The poisoned fruit of President Kennedy's paying back the unions for helping him is becoming more and more visible. Private sector workers have learned that unionization means their employer will go out of business. We aren't sure how fast municipal bankruptcies as in Detroit, Chicago, and Puerto Rico will multiply, but the result can't be good.
In the meantime, unless we fire a whole lot of unneeded or non-working people, public transportation will continue to get worse and worse as equipment wears out faster than it can be maintained no matter how much money we throw at the problem.
It shouldn't take a rocket scientist to figure this out, but incoherent management is a recipe for waste. The Port Authority reports to two different state governments, and whenever they disagree, management can do pretty much whatever it wants, just as kids can do whatever they want when parents disagree. If anything, Metro management is worse because it's under four different governmental entities.

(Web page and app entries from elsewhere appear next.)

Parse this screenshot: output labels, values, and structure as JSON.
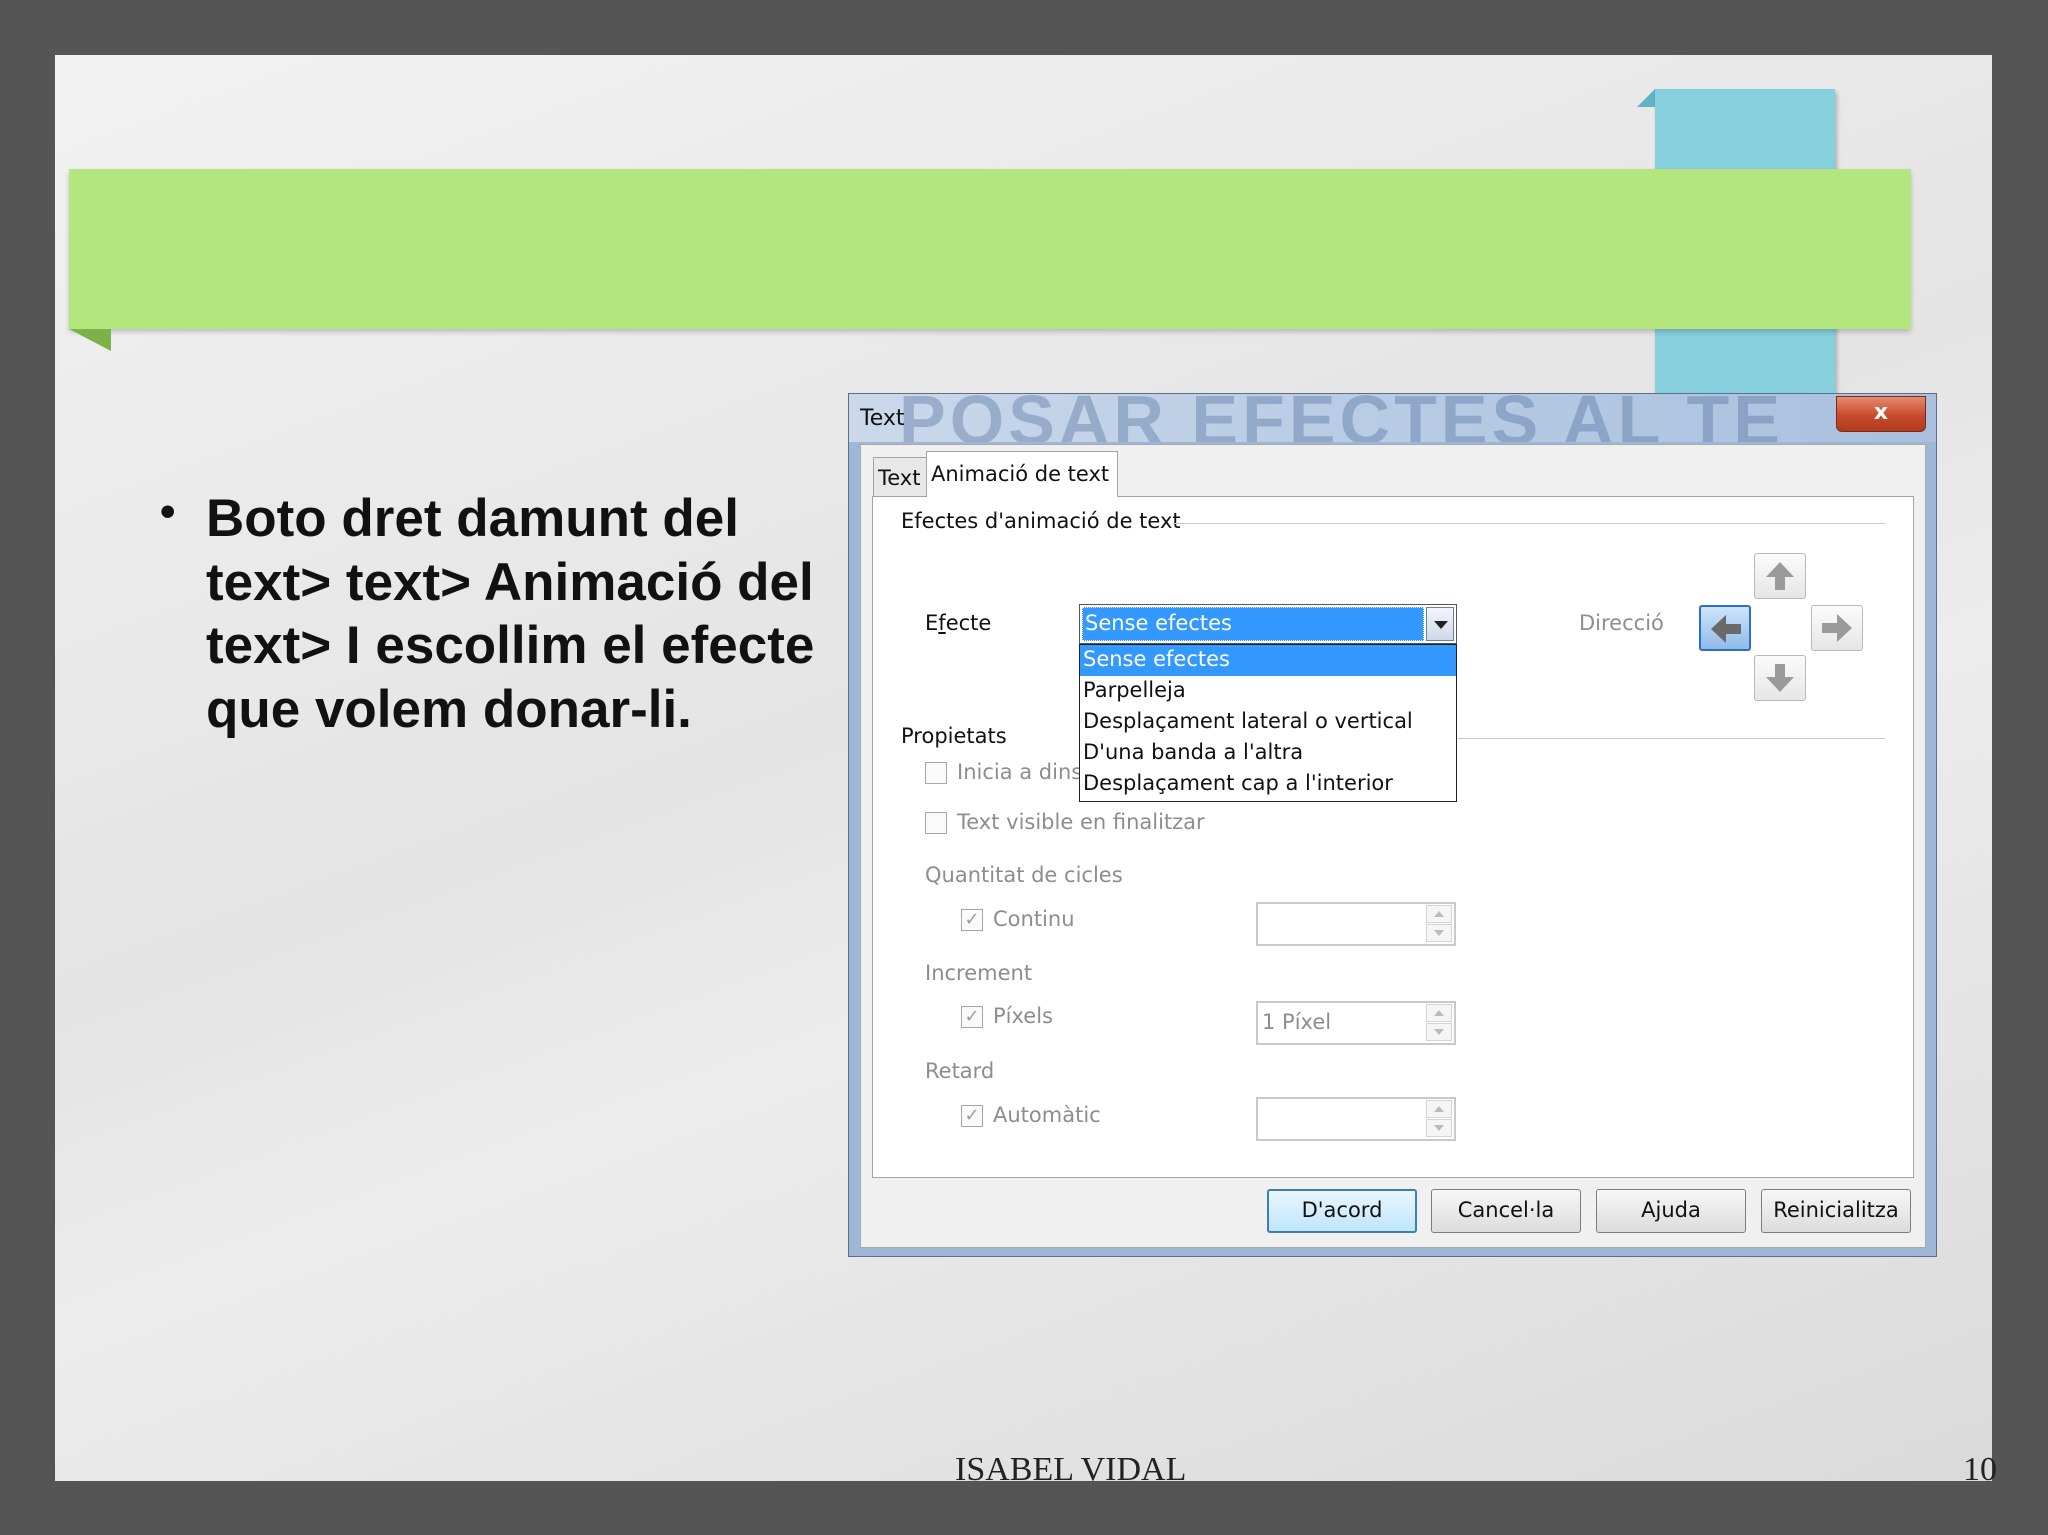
{
  "slide": {
    "bullet": "Boto dret  damunt del text> text> Animació del text> I escollim el efecte que volem donar-li.",
    "footer_author": "ISABEL VIDAL",
    "page_number": "10"
  },
  "dialog": {
    "title": "Text",
    "title_watermark": "POSAR EFECTES AL TE",
    "close_label": "x",
    "tabs": [
      {
        "label": "Text",
        "active": false
      },
      {
        "label": "Animació de text",
        "active": true
      }
    ],
    "group_effects": "Efectes d'animació de text",
    "effect_label": "Efecte",
    "effect_selected": "Sense efectes",
    "effect_options": [
      "Sense efectes",
      "Parpelleja",
      "Desplaçament lateral o vertical",
      "D'una banda a l'altra",
      "Desplaçament cap a l'interior"
    ],
    "direction_label": "Direcció",
    "direction_selected": "left",
    "group_properties": "Propietats",
    "start_inside": "Inicia a dins",
    "text_visible_end": "Text visible en finalitzar",
    "cycles_label": "Quantitat de cicles",
    "continuous": "Continu",
    "increment_label": "Increment",
    "pixels": "Píxels",
    "increment_value": "1 Píxel",
    "delay_label": "Retard",
    "automatic": "Automàtic",
    "buttons": {
      "ok": "D'acord",
      "cancel": "Cancel·la",
      "help": "Ajuda",
      "reset": "Reinicialitza"
    }
  }
}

Single-state management, too, is a recipe for disaster. The New Jersey Turnpike Authority accumulated enough money to build a money-losing Garden State Arts Center, which has about as much to do with running highways as the World Trade Center had to do with managing airports, even though the Turnpike Authority answers to just one single state.
Blanket subsidies to transportation systems are recipes for waste, for the very simple reason that the incentives are perverse. The way American rail subsidies work today, the relevant legislature budgets a certain amount per year, pretty much no matter what. The transit authority can beg for more and sometimes gets it, or it might get cut in economic downturns, but there's absolutely no direct connection between revenues and service to the public.
In fact, the opposite is true: Hauling around passengers costs money, if only for electric bills and wear and tear on the trains. The WMATA budget has revenue about equally split between the subsidy and ticket fares. This means that one more passenger brings in just about what it costs to haul him around. Why should the Metro be bothered with the annoyance of dealing with passengers when they get half their money regardless?
If we truly believe that we must subsidize public transit as a way to bribe commuters not to clog the roads, at the very least we should make subsidies depend directly on the number of riders to give the authority some incentive to attract more customers. If WMATA had to earn its subsidy by being given, say, a dollar for each mile traveled by one paying passenger - independently verified of course - you'd see a quite different attitude displayed.
But the most important lesson of all can be seen coast to coast, from the police department of Philadelphia to the ruins of Detroit to the LA Unified School District: Unionization destroys the ability of any organization to get anything done because slackers can't be fired. At least with unionization of private businesses, the businesses eventually go bankrupt and destroy the union. That's why we no longer have much of a textile workers union in the United States, nor much of a textile industry either.
Governments rarely go bankrupt and never shut down for lack of cash; they just use their monopoly on force to rob what they need from whoever is handy. There's no natural limit on how much leeching a public-sector union can get away with, until the entire society collapses in anarchy and chaos.
If we don't want Washington, DC to end up like Detroit, General Manager Paul J. Wiedefeld has his work cut out for him, but he surely won't get much help or encouragement from the Post.
Over the past five years, the editors have been secretly working on a book that summarizes the fundamental viewpoints of Scragged.